Signs that three powers cooperating on imminent military strike against Assad regime facility
UPDATE 2000 GMT: The New York Times reports its findings on responsibility for the chemical attacks on Douma:
While much about the attack remains unclear, [our] review of more than 20 videos of its aftermath, an examination of flight records compiled by citizen observers, and interviews with a dozen residents, medics and rescue workers suggest that during a military push to break the will of Douma’s rebels, pro-government forces dropped charges bearing some kind of chemical compound that suffocated at least 43 people and left many more struggling to breathe.
“You imagine yourself on Judgment Day, and there is death all around you,” said Mr. Hanash, the student. “It was a scene that you don’t want anyone to have to see: old men, women and children screaming and suffering.”

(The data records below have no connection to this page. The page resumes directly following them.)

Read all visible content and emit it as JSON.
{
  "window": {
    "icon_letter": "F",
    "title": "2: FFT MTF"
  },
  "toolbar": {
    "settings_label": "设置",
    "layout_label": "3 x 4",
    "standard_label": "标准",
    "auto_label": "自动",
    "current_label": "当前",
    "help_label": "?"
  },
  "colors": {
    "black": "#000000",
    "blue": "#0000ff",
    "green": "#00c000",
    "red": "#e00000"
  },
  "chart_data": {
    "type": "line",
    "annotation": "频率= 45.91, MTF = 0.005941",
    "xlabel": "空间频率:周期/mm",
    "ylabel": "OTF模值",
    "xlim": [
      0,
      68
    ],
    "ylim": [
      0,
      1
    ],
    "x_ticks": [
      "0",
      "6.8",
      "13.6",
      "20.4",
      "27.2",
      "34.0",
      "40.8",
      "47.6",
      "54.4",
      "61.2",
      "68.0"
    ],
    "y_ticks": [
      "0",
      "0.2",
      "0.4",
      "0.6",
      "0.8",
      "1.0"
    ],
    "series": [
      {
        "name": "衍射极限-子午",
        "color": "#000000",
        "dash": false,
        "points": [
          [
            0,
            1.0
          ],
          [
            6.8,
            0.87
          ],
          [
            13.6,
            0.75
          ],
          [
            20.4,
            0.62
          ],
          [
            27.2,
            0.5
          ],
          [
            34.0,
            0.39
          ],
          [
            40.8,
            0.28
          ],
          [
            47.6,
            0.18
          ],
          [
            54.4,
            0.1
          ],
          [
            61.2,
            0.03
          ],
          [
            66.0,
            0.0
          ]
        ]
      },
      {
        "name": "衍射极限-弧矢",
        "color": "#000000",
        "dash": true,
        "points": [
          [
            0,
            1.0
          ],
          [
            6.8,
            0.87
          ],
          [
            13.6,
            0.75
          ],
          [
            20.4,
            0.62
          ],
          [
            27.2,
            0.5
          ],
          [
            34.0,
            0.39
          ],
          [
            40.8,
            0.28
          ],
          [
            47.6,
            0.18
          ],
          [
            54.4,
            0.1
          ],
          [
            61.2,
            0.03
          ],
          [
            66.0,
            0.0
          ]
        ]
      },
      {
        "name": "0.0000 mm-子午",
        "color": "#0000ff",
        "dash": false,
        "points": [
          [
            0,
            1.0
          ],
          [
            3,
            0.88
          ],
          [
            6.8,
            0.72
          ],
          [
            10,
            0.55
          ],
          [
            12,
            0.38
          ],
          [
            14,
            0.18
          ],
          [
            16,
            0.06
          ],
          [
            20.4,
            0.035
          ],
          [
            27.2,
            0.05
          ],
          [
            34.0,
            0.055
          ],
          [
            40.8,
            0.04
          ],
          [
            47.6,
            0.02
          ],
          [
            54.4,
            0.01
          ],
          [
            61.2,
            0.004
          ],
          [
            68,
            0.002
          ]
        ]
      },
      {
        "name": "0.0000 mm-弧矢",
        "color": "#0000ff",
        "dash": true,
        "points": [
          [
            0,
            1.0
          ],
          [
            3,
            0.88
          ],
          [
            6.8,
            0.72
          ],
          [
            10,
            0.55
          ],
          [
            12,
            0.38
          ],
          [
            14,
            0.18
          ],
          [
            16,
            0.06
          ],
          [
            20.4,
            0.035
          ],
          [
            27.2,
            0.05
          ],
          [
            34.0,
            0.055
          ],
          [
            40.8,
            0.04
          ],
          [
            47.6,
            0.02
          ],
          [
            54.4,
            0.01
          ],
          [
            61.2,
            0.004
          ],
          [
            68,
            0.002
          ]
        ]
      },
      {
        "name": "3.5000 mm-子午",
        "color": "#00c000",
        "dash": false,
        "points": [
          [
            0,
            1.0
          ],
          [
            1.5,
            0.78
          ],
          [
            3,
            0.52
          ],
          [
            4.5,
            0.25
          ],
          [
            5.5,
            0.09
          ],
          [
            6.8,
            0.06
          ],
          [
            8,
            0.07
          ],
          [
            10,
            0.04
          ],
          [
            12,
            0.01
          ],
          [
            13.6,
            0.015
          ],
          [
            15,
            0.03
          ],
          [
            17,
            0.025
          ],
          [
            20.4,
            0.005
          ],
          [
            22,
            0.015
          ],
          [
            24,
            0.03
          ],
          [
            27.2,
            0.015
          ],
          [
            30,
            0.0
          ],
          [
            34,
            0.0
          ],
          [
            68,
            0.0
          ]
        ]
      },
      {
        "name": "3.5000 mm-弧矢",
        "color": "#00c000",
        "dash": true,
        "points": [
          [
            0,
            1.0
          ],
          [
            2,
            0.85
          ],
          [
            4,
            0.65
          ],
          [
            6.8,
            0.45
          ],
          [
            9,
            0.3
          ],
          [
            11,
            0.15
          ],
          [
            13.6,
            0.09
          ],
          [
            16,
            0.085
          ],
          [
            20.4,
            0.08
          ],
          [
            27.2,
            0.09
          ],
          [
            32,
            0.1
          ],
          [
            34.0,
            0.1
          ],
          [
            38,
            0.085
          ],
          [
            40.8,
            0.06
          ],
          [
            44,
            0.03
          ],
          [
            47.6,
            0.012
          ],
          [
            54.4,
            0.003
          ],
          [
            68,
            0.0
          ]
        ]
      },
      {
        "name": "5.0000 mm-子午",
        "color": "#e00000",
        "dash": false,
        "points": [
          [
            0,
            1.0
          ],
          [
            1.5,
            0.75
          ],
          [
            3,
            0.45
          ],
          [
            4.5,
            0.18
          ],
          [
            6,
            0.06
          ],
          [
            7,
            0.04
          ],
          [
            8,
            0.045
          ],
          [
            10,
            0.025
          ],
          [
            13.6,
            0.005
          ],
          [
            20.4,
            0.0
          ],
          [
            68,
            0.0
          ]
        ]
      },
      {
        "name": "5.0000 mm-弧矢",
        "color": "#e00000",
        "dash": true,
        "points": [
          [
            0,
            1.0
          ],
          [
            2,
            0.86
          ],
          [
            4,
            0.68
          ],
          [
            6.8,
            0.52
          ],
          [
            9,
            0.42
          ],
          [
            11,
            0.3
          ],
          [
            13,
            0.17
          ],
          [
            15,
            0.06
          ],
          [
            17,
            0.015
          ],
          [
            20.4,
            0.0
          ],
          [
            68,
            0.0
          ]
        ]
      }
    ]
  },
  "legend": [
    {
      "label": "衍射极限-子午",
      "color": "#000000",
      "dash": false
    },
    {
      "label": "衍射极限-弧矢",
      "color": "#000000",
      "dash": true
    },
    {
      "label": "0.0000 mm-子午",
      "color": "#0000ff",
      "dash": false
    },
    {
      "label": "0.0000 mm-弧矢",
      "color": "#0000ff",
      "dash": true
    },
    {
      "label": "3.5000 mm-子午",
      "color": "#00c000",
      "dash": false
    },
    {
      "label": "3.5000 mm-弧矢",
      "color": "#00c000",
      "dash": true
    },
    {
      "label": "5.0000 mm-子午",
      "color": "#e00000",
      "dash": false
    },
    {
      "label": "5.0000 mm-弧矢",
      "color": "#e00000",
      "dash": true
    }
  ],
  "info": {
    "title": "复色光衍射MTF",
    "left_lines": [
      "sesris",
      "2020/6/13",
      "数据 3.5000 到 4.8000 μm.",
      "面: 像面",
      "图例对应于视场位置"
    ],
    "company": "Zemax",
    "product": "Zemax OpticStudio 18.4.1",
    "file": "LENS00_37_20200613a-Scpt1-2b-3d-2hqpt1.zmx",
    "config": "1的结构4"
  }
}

The US, France, and UK continued on Wednesday to plan for a military response — but without taking — to the Assad regime’s chemical attacks near Damascus last Saturday.
Having suddenly shifted his position on Syria’s conflict after watching TV images of the victims, Donald Trump opened Wednesday with the Twitter message that US missiles are on the way to the regime’s military facilities — adding a message to his friend Vladimir Putin:
Russia vows to shoot down any and all missiles fired at Syria. Get ready Russia, because they will be coming, nice and new and “smart!” You shouldn’t be partners with a Gas Killing Animal who kills his people and enjoys it!
— Donald J. Trump (@realDonaldTrump) April 11, 2018
But Trump had not consulted advisors, so US officials spent the rest of the day reviewing plans and consulting with the British and French. A two-hour meeting was convened on Wednesday afternoon, which Defense Secretary James Mattis and Gen. Joseph Dunford, the chairman of the Joint Chiefs of Staff.
The French Government signaled a move toward action with the news that President Emmanuel Macron was reviewing military plans. UK Prime Minister Theresa May, facing calls to secure Parliamentary approval, took a firmer line. Reports in the morning said Britain wanted more intelligence from the US of the Assad regime’s responsibility, but in a speech later in the day May said “all the indications” are that the regime was responsible and that the use of chemical weapons “cannot go unchallenged.”
Speculation grew through the day that the three militaries would act overnight, but White House Press Secretary Sarah Huckabee Sanders dampened it with the remarks that consultations over targets and with allies were ongoing. She assured, “The President holds Syria and Russia responsible for this chemical weapons attack.”
Defense Secretary Mattis said earlier in the day that the US was “still assessing the intelligence” on the chemical attack: “We stand ready to provide military options if they are appropriate as the President determined.”
In London, Prime Minister May will convene an emergency Cabinet meeting on Thursday.